Knee osteoarthritis is the 11th highest contributor to global disability and this number is only set to increase. (1.) Luckily, there are various non-surgical treatment options available for those who are suffering from various degrees of knee osteoarthritis.
One of the most common forms of treatment for mild to moderate knee arthritis is non-surgical orthobiologic injections, which involve precisely injecting custom combinations of your body’s own cells into the knee joint. Studies have shown that these injections when injected properly can dramatically reduce inflammation and pain in the area.
Types of Knee Arthritis Injections
There are several different types of injections available for patients suffering from knee pain. Dr. Shounuck Patel will determine the best treatment options for you after performing a comprehensive evaluation and consultation with you.
Here are the most common injections that Dr. Patel may use to treat knee arthritis cases:
Hyaluronic Acid (HA) Injections
For mild cases Dr. Patel may recommend hyaluronic acid (HA) injections. Hyaluronic acid is a naturally occuring substance that is produced within the body and is responsible for lubricating your joints and enhancing overall joint health and function.
A common cause of knee arthritis and knee pain is the reduction in this hyaluronic acid.
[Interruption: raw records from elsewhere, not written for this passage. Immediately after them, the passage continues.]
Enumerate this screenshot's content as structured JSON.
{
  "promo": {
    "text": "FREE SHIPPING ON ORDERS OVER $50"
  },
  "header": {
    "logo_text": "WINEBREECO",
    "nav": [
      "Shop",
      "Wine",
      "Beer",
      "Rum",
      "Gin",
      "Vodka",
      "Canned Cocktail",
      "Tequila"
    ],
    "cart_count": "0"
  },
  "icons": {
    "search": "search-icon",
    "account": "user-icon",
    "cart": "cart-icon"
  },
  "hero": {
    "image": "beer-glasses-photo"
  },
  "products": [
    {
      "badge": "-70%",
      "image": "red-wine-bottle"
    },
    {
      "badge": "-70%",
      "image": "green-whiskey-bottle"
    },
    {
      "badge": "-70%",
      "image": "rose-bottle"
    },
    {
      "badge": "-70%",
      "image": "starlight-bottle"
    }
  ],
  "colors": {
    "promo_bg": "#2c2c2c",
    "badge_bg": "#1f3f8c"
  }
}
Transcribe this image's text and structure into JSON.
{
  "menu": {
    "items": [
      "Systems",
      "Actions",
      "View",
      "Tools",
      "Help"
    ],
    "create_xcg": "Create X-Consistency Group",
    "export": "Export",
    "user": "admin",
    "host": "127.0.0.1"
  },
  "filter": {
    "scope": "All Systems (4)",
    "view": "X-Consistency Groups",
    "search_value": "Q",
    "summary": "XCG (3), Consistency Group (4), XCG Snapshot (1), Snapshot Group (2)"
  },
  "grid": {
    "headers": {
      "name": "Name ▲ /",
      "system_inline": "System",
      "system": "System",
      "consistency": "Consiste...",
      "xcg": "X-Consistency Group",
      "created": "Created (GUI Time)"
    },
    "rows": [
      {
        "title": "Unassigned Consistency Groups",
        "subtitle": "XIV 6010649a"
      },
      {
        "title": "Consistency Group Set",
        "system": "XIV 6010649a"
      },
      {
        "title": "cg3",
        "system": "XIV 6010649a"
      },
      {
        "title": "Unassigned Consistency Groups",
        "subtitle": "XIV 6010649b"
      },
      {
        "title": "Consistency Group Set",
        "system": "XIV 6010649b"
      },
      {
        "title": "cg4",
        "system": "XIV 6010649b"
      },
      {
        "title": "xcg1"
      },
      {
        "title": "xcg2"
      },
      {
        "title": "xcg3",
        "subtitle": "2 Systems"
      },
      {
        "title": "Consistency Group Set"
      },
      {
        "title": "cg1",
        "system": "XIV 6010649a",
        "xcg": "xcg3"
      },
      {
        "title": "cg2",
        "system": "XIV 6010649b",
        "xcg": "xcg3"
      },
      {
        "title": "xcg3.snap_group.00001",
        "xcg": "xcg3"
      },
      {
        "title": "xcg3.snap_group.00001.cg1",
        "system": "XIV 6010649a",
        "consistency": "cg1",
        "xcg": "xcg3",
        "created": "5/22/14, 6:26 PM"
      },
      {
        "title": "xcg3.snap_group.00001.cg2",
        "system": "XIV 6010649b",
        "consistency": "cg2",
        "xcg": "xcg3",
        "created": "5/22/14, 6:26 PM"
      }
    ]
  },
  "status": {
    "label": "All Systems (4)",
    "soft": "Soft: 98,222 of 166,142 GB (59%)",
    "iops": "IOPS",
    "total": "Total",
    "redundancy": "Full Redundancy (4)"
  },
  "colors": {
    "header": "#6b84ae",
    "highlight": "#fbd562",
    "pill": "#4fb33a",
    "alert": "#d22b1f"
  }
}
Therefore, precisely injecting this substance into your knees can help to reduce your symptoms significantly by providing lubrication to the joints for optimal mobility.
Before this procedure, excess fluid around your knee joints will be removed. You will be offered numbing injections prior to the procedure to reduce any discomfort.
Platelet-Rich Plasma (PRP) Injections
This minimally invasive injection uses proteins and growth factors within the platelets found in your own blood.
Your blood is composed of red blood cells, white blood cells, platelets, and plasma. It is the platelets that are used during PRP injection therapy. Platelets are responsible for controlling bleeding and they secrete thousands of growth factors that facilitate wound healing and tissue repair in your body.
During the procedure, Dr. Patel will use ultrasound technology to carefully inject the platelets into your knee joints.
You may experience some swelling within the few days after your procedure. This is completely normal and it should go down after a week or two. After undergoing a PRP injection treatment patients usually experience a reduction in pain and inflammation around the knees within 1 to 2 months after the procedure.
Cell Therapy Injections
Dr. Patel may recommend a cell therapy procedure which uses various proteins within your bone marrow for knee arthritis treatment. The proteins within your bone marrow help to heal injuries and repair damaged tissue. They are also responsible for the production of new red blood cells.
Cell therapy injections can help to reduce the inflammation and pain around your knee joints. As with PRP, the Dr. Patel will concentrate specific components of your blood to precisely inject into your knee under ultrasound and x-ray guidance.
Multiple areas around the knee can be targeted with this form of cell therapy injection including the surrounding soft tissue, meniscus, and tendons around the knee.
Microfragmented adipose fat, can be highly effective in reducing knee arthritis symptoms. These injections use your own adipose tissue and injects them into your knee joints. Adipose tissue is thought to have regenerative properties and may help with the reconstruction and support of damaged or injured tissues.
A small section of your adipose tissue will be broken down into its constituents. The blood, inflammatory cells, and fatty oils are removed, leaving only the desired parts of the fat tissue. MFAT injections can be used to effectively reduce inflammation and promote healing in the effected knee area.
For a complimentary candidacy review and to learn more about each of these non-surgical knee arthritis procedures, please contact our patient concierge team at The Patel Center for Functional Regeneration by calling (310) 929-9790 or email us at firstname.lastname@example.org
The global burden of hip and knee osteoarthritis: estimates from the global burden of disease 2010 study
Marita Cross 1, Emma Smith 1, Damian Hoy 2, Sandra Nolte 3, Ilana Ackerman 4, Marlene Fransen 5, Lisa Bridgett 5, Sean Williams 6, Francis Guillemin 7, Catherine L Hill 8, Laura L Laslett 9, Graeme Jones 9, Flavia Cicuttini 10, Richard Osborne 11, Theo Vos 12, Rachelle Buchbinder 13, Anthony Woolf 14, Lyn March 1